DOT suspends highway bypass plan indefinitely
When Michael Everhart of rural Janesville read the April 8 story in The Gazette announcing a meeting to discuss the bypass, he viewed it as a call to arms. Two farms in his family, one owned by his grandmother, the other by his father, would lose land depending on the proposed bypass route.
“That’s when I decided to get involved,” said Everhart, who heads up Neighbors United, a grassroots organization opposing the bypass. “They have been talking about this for a couple of years, but when I read that story, I knew it was time to act.”
Neighbors United circulated a petition, put up yard signs along Highway 14 and attended public meetings. Their efforts were rewarded when DOT Secretary Mark Gottlieb announced the department would “indefinitely” suspend development of the environmental impact statement for the project.
Everhart, a project engineer with Pieper Power, set up the organization’s social media content, including a Facebook page.
Doug Rebout, whose family has several farms in the area, would have seen one farm cut in half with the loss of about 35 acres.
“I think the DOT always wanted to tie this to the I-90/39 expansion, and when they saw that we caught wind of it, they backed down,” he said.

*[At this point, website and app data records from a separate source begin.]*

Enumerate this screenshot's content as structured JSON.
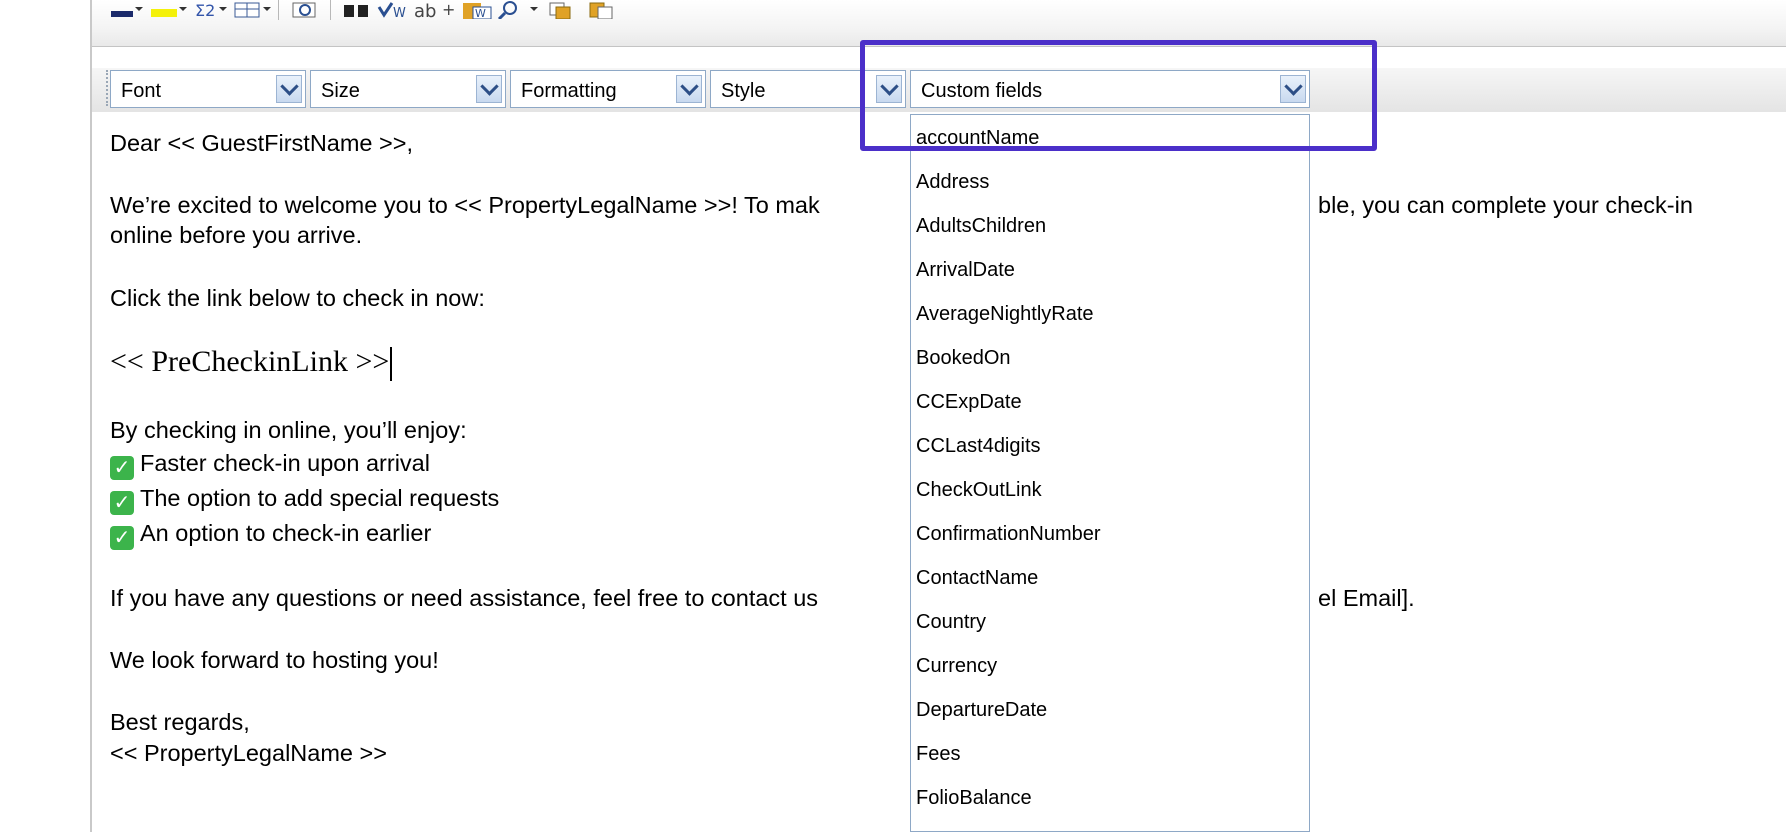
{
  "toolbar": {
    "combos": [
      {
        "label": "Font"
      },
      {
        "label": "Size"
      },
      {
        "label": "Formatting"
      },
      {
        "label": "Style"
      },
      {
        "label": "Custom fields"
      }
    ],
    "icons": [
      "font-color-icon",
      "highlight-color-icon",
      "special-chars-icon",
      "table-icon",
      "preview-icon",
      "find-icon",
      "spellcheck-icon",
      "replace-icon",
      "paste-word-icon",
      "zoom-icon",
      "copy-icon",
      "paste-icon"
    ]
  },
  "email": {
    "greeting": "Dear << GuestFirstName >>,",
    "intro_1": "We’re excited to welcome you to << PropertyLegalName >>! To mak",
    "intro_1_tail": "ble, you can complete your check-in",
    "intro_2": "online before you arrive.",
    "click_text": "Click the link below to check in now:",
    "link_token": "<< PreCheckinLink >>",
    "benefits_intro": "By checking in online, you’ll enjoy:",
    "benefits": [
      "Faster check-in upon arrival",
      "The option to add special requests",
      "An option to check-in earlier"
    ],
    "check_glyph": "✓",
    "questions": "If you have any questions or need assistance, feel free to contact us",
    "questions_tail": "el Email].",
    "closing": "We look forward to hosting you!",
    "regards": "Best regards,",
    "signature": "<< PropertyLegalName >>"
  },
  "dropdown": {
    "items": [
      "accountName",
      "Address",
      "AdultsChildren",
      "ArrivalDate",
      "AverageNightlyRate",
      "BookedOn",
      "CCExpDate",
      "CCLast4digits",
      "CheckOutLink",
      "ConfirmationNumber",
      "ContactName",
      "Country",
      "Currency",
      "DepartureDate",
      "Fees",
      "FolioBalance"
    ]
  },
  "colors": {
    "highlight_border": "#4b2fc9",
    "combo_border": "#8ea8c6",
    "check_green": "#3cb44b"
  }
}
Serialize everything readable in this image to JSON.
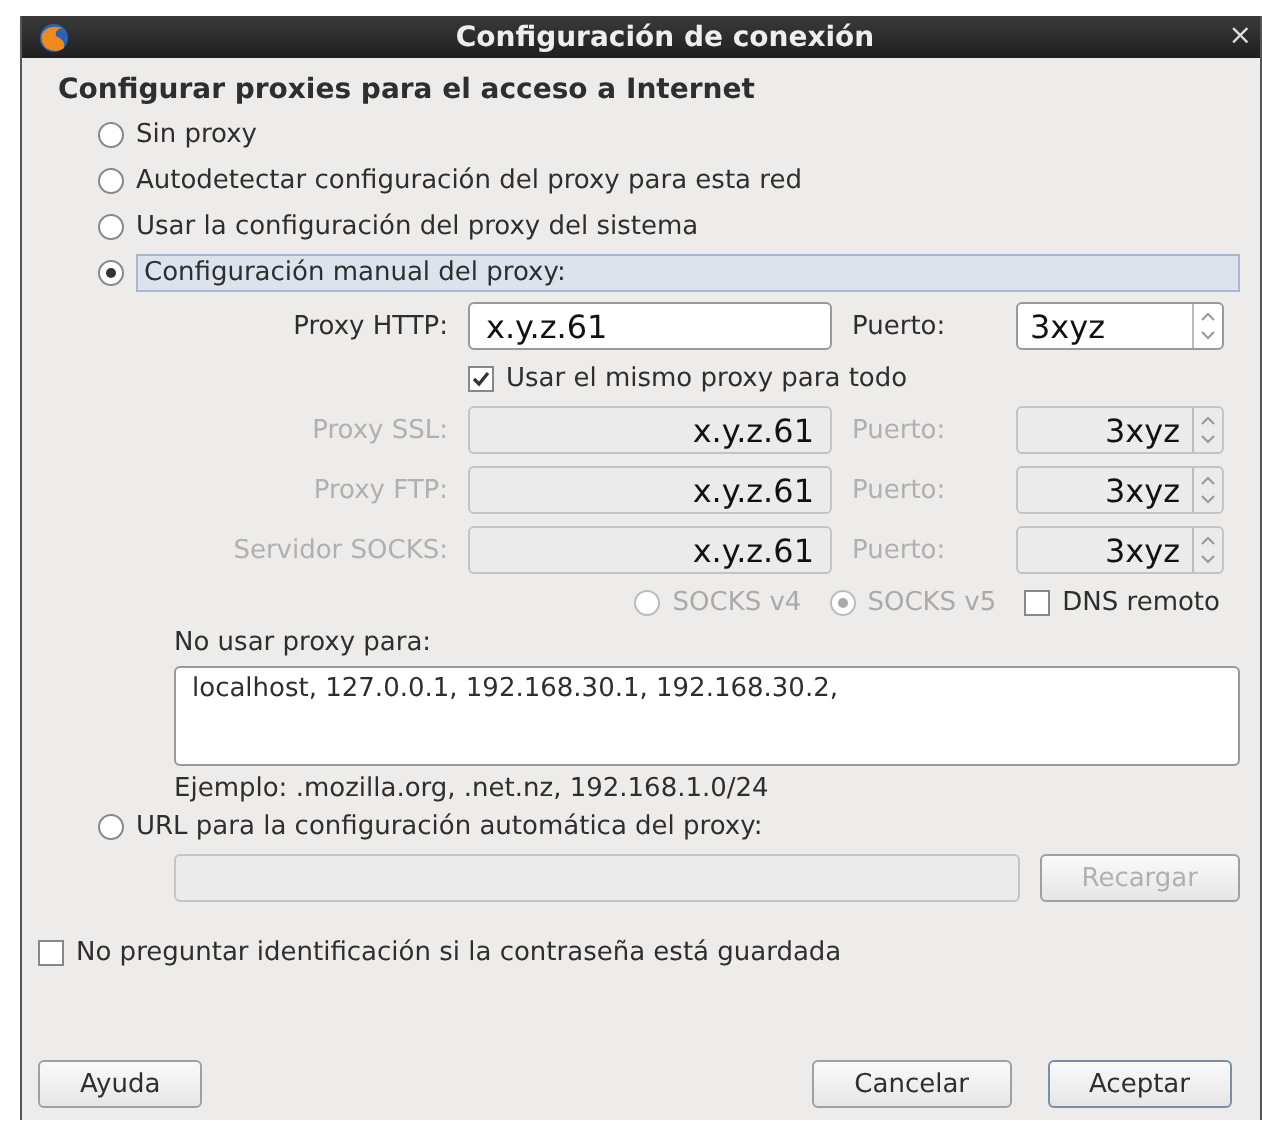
{
  "window": {
    "title": "Configuración de conexión",
    "close": "×"
  },
  "heading": "Configurar proxies para el acceso a Internet",
  "proxy_modes": [
    {
      "kind": "plain",
      "label": "Sin proxy",
      "selected": false
    },
    {
      "kind": "plain",
      "label": "Autodetectar configuración del proxy para esta red",
      "selected": false
    },
    {
      "kind": "plain",
      "label": "Usar la configuración del proxy del sistema",
      "selected": false
    },
    {
      "kind": "manual",
      "label": "Configuración manual del proxy:",
      "selected": true
    },
    {
      "kind": "auto",
      "label": "URL para la configuración automática del proxy:",
      "selected": false
    }
  ],
  "manual": {
    "rows": [
      {
        "label": "Proxy HTTP:",
        "host": "x.y.z.61",
        "port_label": "Puerto:",
        "port": "3xyz",
        "disabled": false
      },
      {
        "label": "Proxy SSL:",
        "host": "x.y.z.61",
        "port_label": "Puerto:",
        "port": "3xyz",
        "disabled": true
      },
      {
        "label": "Proxy FTP:",
        "host": "x.y.z.61",
        "port_label": "Puerto:",
        "port": "3xyz",
        "disabled": true
      },
      {
        "label": "Servidor SOCKS:",
        "host": "x.y.z.61",
        "port_label": "Puerto:",
        "port": "3xyz",
        "disabled": true
      }
    ],
    "same_for_all": {
      "label": "Usar el mismo proxy para todo",
      "checked": true
    },
    "socks_versions": [
      {
        "label": "SOCKS v4",
        "selected": false
      },
      {
        "label": "SOCKS v5",
        "selected": true
      }
    ],
    "remote_dns": {
      "label": "DNS remoto",
      "checked": false
    },
    "no_proxy": {
      "label": "No usar proxy para:",
      "value": "localhost, 127.0.0.1, 192.168.30.1, 192.168.30.2,"
    },
    "example": "Ejemplo: .mozilla.org, .net.nz, 192.168.1.0/24"
  },
  "auto": {
    "reload": "Recargar",
    "disabled": true
  },
  "no_prompt": {
    "label": "No preguntar identificación si la contraseña está guardada",
    "checked": false
  },
  "buttons": {
    "help": "Ayuda",
    "cancel": "Cancelar",
    "ok": "Aceptar"
  }
}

The DOT decision effectively puts the bypass project on the back burner until at least 2019, according to DOT estimates.
At issue for Neighbors United was whether the bypass would become part of the Interstate 90/39 project. Such inclusion in the project would allow the bypass to proceed without what’s called enumeration as a major highway project. The department decided the bypass needed to be reviewed, thereby placing it on a long waiting list.

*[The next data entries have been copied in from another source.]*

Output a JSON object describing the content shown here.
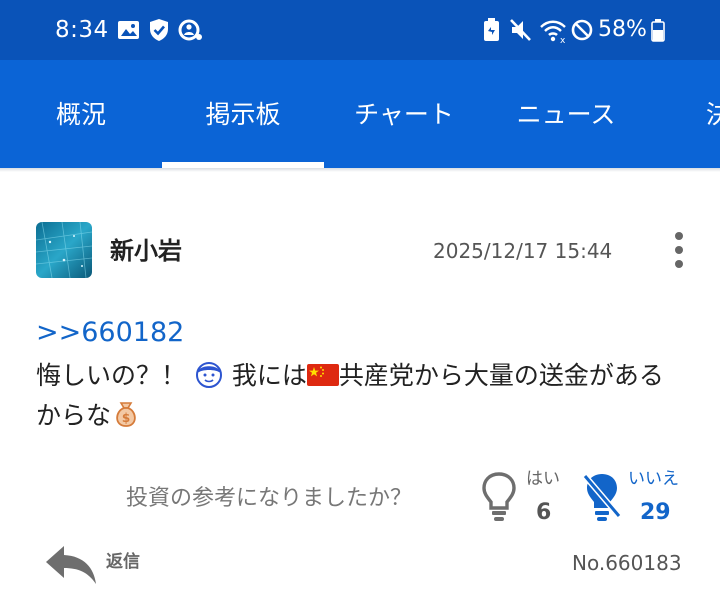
{
  "status_bar": {
    "time": "8:34",
    "battery": "58%",
    "left_icons": [
      "image-icon",
      "shield-check-icon",
      "assistant-icon"
    ],
    "right_icons": [
      "battery-saver-icon",
      "mute-icon",
      "wifi-icon",
      "dnd-icon",
      "battery-icon"
    ],
    "background": "#0a53b8"
  },
  "tabs": {
    "items": [
      {
        "label": "概況"
      },
      {
        "label": "掲示板"
      },
      {
        "label": "チャート"
      },
      {
        "label": "ニュース"
      },
      {
        "label": "決"
      }
    ],
    "active_index": 1,
    "background": "#0b64d6"
  },
  "post": {
    "author": "新小岩",
    "timestamp": "2025/12/17 15:44",
    "reply_to": ">>660182",
    "body": {
      "part1": "悔しいの？！",
      "part2": " 我には",
      "part3": "共産党から大量の送金がある",
      "part4": "からな"
    },
    "emojis": [
      "boy-face-emoji",
      "china-flag-emoji",
      "money-bag-emoji"
    ],
    "link_color": "#1265c9"
  },
  "feedback": {
    "question": "投資の参考になりましたか？",
    "yes_label": "はい",
    "yes_count": "6",
    "no_label": "いいえ",
    "no_count": "29",
    "no_color": "#1265c9"
  },
  "footer": {
    "reply_label": "返信",
    "post_number": "No.660183"
  }
}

The bypass proposal had five options, which included doing nothing. The two most controversial options, labeled W4 and W5, required seizing some farmland and houses.
Gottlieb announced the department’s decision in a letter to Sen. Tim Cullen, D-Janesville, and Rep. Evan Wynn, R-Whitewater. He acknowledged citizen opposition to the proposal.

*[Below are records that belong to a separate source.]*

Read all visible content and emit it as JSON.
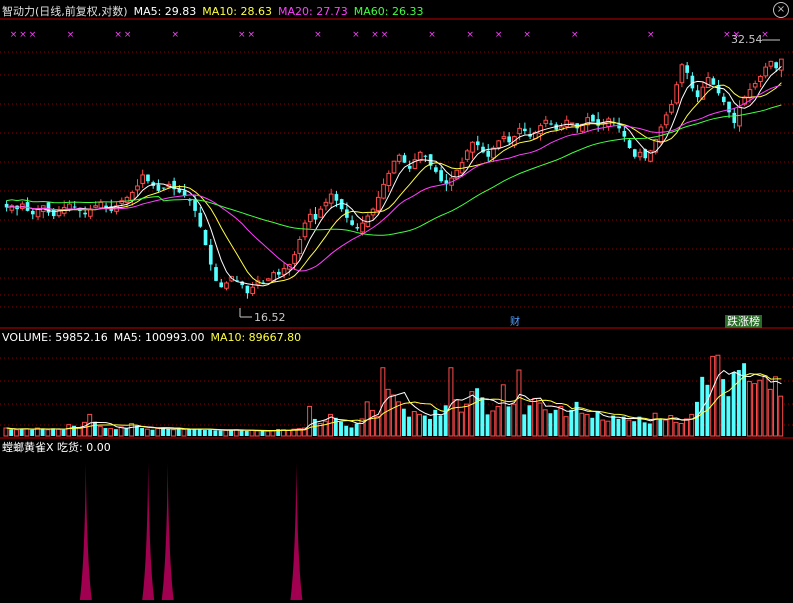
{
  "header": {
    "title": "智动力(日线,前复权,对数)",
    "ma5": "MA5: 29.83",
    "ma10": "MA10: 28.63",
    "ma20": "MA20: 27.73",
    "ma60": "MA60: 26.33",
    "close_symbol": "×"
  },
  "volume_header": {
    "label": "VOLUME: 59852.16",
    "ma5": "MA5: 100993.00",
    "ma10": "MA10: 89667.80"
  },
  "indicator_header": {
    "label": "螳螂黄雀X 吃货: 0.00"
  },
  "annotations": {
    "high_price": "32.54",
    "low_price": "16.52",
    "finance_marker": "财",
    "rank_badge": "跌涨榜"
  },
  "colors": {
    "background": "#000000",
    "up_candle": "#ff4b4b",
    "down_candle": "#54ffff",
    "ma5": "#ffffff",
    "ma10": "#ffff40",
    "ma20": "#ff40ff",
    "ma60": "#40ff40",
    "grid": "#8b0000",
    "signal_x": "#ff40ff",
    "spike": "#a0004f"
  },
  "chart_data": [
    {
      "type": "candlestick",
      "title": "智动力(日线,前复权,对数)",
      "scale": "log",
      "ylim": [
        15.5,
        34.5
      ],
      "lowest_marked": 16.52,
      "highest_marked": 32.54,
      "moving_averages": {
        "MA5": 29.83,
        "MA10": 28.63,
        "MA20": 27.73,
        "MA60": 26.33
      },
      "close": [
        21.0,
        21.1,
        20.9,
        21.2,
        20.8,
        20.6,
        20.9,
        21.1,
        20.7,
        20.5,
        20.8,
        21.0,
        21.2,
        21.0,
        20.8,
        20.6,
        20.9,
        21.1,
        21.3,
        21.0,
        20.8,
        21.1,
        21.4,
        21.6,
        21.9,
        22.3,
        23.0,
        22.6,
        22.3,
        22.0,
        22.2,
        22.4,
        22.1,
        21.9,
        21.7,
        21.4,
        20.8,
        19.9,
        18.9,
        17.9,
        17.1,
        16.8,
        17.0,
        17.3,
        17.1,
        16.9,
        16.52,
        16.8,
        17.1,
        17.0,
        17.2,
        17.5,
        17.4,
        17.7,
        17.9,
        18.4,
        19.2,
        20.1,
        20.6,
        20.3,
        20.9,
        21.3,
        21.8,
        21.4,
        20.9,
        20.4,
        20.0,
        19.8,
        20.1,
        20.5,
        20.9,
        21.6,
        22.4,
        23.1,
        23.9,
        24.3,
        23.8,
        23.4,
        24.0,
        24.5,
        24.2,
        23.6,
        23.2,
        22.6,
        22.4,
        22.8,
        23.3,
        23.8,
        24.6,
        25.2,
        25.0,
        24.5,
        24.2,
        24.8,
        25.3,
        25.6,
        25.2,
        25.6,
        26.2,
        26.0,
        25.6,
        25.9,
        26.4,
        26.8,
        26.5,
        26.1,
        26.3,
        26.8,
        26.6,
        26.2,
        26.5,
        27.0,
        26.7,
        26.4,
        26.6,
        26.9,
        26.6,
        26.2,
        25.6,
        24.8,
        24.2,
        24.5,
        24.1,
        24.6,
        25.4,
        26.3,
        27.2,
        28.0,
        29.6,
        31.3,
        30.6,
        29.3,
        28.6,
        29.4,
        30.2,
        29.6,
        28.9,
        28.2,
        27.4,
        26.6,
        27.8,
        28.6,
        29.2,
        29.7,
        30.3,
        31.1,
        31.6,
        31.0,
        31.8
      ],
      "signals_x": [
        1,
        2,
        3,
        7,
        12,
        13,
        18,
        25,
        26,
        33,
        37,
        39,
        40,
        45,
        49,
        52,
        55,
        60,
        68,
        76,
        77,
        80
      ],
      "legend": [
        "MA5",
        "MA10",
        "MA20",
        "MA60"
      ]
    },
    {
      "type": "bar",
      "title": "VOLUME",
      "series": [
        {
          "name": "VOLUME",
          "value": 59852.16
        },
        {
          "name": "MA5",
          "value": 100993.0
        },
        {
          "name": "MA10",
          "value": 89667.8
        }
      ],
      "ylim": [
        0,
        160000
      ],
      "values": [
        14000,
        12000,
        11000,
        13000,
        12500,
        11000,
        14000,
        12000,
        11000,
        13500,
        12000,
        11000,
        20000,
        18000,
        15000,
        24000,
        38000,
        25000,
        17000,
        14000,
        13000,
        12000,
        16000,
        14000,
        22000,
        18000,
        14000,
        12000,
        11000,
        13000,
        15000,
        12500,
        11000,
        12000,
        11500,
        12000,
        13000,
        12000,
        10500,
        11000,
        10000,
        9500,
        10000,
        10500,
        11000,
        9500,
        9000,
        10000,
        9000,
        9500,
        8500,
        9000,
        12000,
        11000,
        10000,
        12000,
        13000,
        14000,
        52000,
        30000,
        22000,
        26000,
        38000,
        32000,
        25000,
        18000,
        15000,
        22000,
        30000,
        60000,
        45000,
        34000,
        120000,
        82000,
        72000,
        60000,
        48000,
        34000,
        43000,
        38000,
        36000,
        30000,
        46000,
        36000,
        54000,
        120000,
        64000,
        42000,
        56000,
        78000,
        84000,
        68000,
        38000,
        44000,
        52000,
        90000,
        52000,
        56000,
        116000,
        38000,
        54000,
        66000,
        58000,
        46000,
        40000,
        46000,
        52000,
        34000,
        46000,
        60000,
        40000,
        38000,
        32000,
        44000,
        28000,
        26000,
        36000,
        30000,
        34000,
        28000,
        26000,
        34000,
        24000,
        22000,
        40000,
        30000,
        28000,
        36000,
        24000,
        22000,
        30000,
        38000,
        60000,
        104000,
        90000,
        140000,
        142000,
        100000,
        70000,
        112000,
        116000,
        128000,
        96000,
        92000,
        98000,
        106000,
        82000,
        104000,
        70000
      ],
      "up": [
        true,
        false,
        true,
        false,
        true,
        false,
        true,
        false,
        true,
        false,
        true,
        false,
        true,
        false,
        true,
        true,
        true,
        false,
        true,
        false,
        true,
        false,
        true,
        false,
        true,
        false,
        false,
        true,
        false,
        true,
        false,
        false,
        true,
        false,
        true,
        false,
        false,
        false,
        false,
        false,
        false,
        false,
        true,
        false,
        true,
        false,
        false,
        true,
        true,
        false,
        true,
        true,
        false,
        true,
        true,
        true,
        true,
        true,
        true,
        false,
        true,
        true,
        true,
        false,
        false,
        false,
        false,
        false,
        true,
        true,
        true,
        true,
        true,
        true,
        true,
        true,
        false,
        false,
        true,
        true,
        false,
        false,
        false,
        false,
        false,
        true,
        true,
        true,
        true,
        true,
        false,
        false,
        false,
        true,
        true,
        true,
        false,
        true,
        true,
        false,
        false,
        true,
        true,
        true,
        false,
        false,
        true,
        true,
        false,
        false,
        true,
        true,
        false,
        false,
        true,
        true,
        false,
        false,
        false,
        true,
        false,
        false,
        false,
        false,
        true,
        false,
        true,
        true,
        true,
        true,
        true,
        true,
        false,
        false,
        false,
        true,
        true,
        false,
        false,
        false,
        false,
        false,
        true,
        true,
        true,
        true,
        true,
        true,
        true,
        false,
        true
      ]
    },
    {
      "type": "bar",
      "title": "螳螂黄雀X",
      "series": [
        {
          "name": "吃货",
          "value": 0.0
        }
      ],
      "spike_positions": [
        0.06,
        0.14,
        0.165,
        0.33
      ],
      "ylim": [
        0,
        1
      ],
      "values": [
        1,
        1,
        1,
        1
      ]
    }
  ]
}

“Because of intense public and legislative interest in this study, I’ve directed our staff … to analyze how the two bypass alternatives would rank against other likely major project candidates,” he said.
“The bypass alternatives would not rank highly enough to warrant a recommendation for enumeration within a reasonable period of time,” Gottlieb said. “Therefore, I’ve directed that further development of the EIS, as it relates to the west Janesville area, be suspended indefinitely.”
Long-term work on environmental studies for the Highway 14 corridor between Darien and Janesville will continue, Gottlieb said.
“The department confirmed what we’ve been saying all along,” Everhart said. “Our concern was that if it was an alternative I-90/39 route during the expansion work, we’d end up with a four-lane ghost town when the Interstate project was completed.”
Credit for stopping the bypass should go to many, including the more than 1,800 people and 59 businesses who signed the petition, Everhart said.
“I also want to thank the town of Janesville board and the help of Sen. Cullen and Rep. Wynn,” he said.
Cullen applauded Gottlieb’s decision.
“I’m very happy for the people whose houses and farmland will not be destroyed because of this unneeded project,” Cullen said. “I’m very grateful to Sec. Gottlieb for his handling of this matter at the very top of the department, and, of course, I’m grateful for his decision.”
Wynn did not return calls for comments on this story.
Cullen and Wynn, in a May 15 letter to Gottlieb, pointed out that the Wisconsin Legislative Council said advancing the bypass without the enumeration would raise serious legal concerns.
“The idea of sidestepping legislative oversight and public scrutiny … would engender little public support, and attaching the bypass to the I-90/39 expansion project would raise serious questions regarding its immediate necessity and independent utility,” Cullen and Wynn said.
Everhart said Neighbors United will continue to monitor construction plans in the area.
“Janesville could grow to the west and other things could affect transportation needs,” he said. “Maybe something will be needed down the line, but we believe a bypass is not needed now.”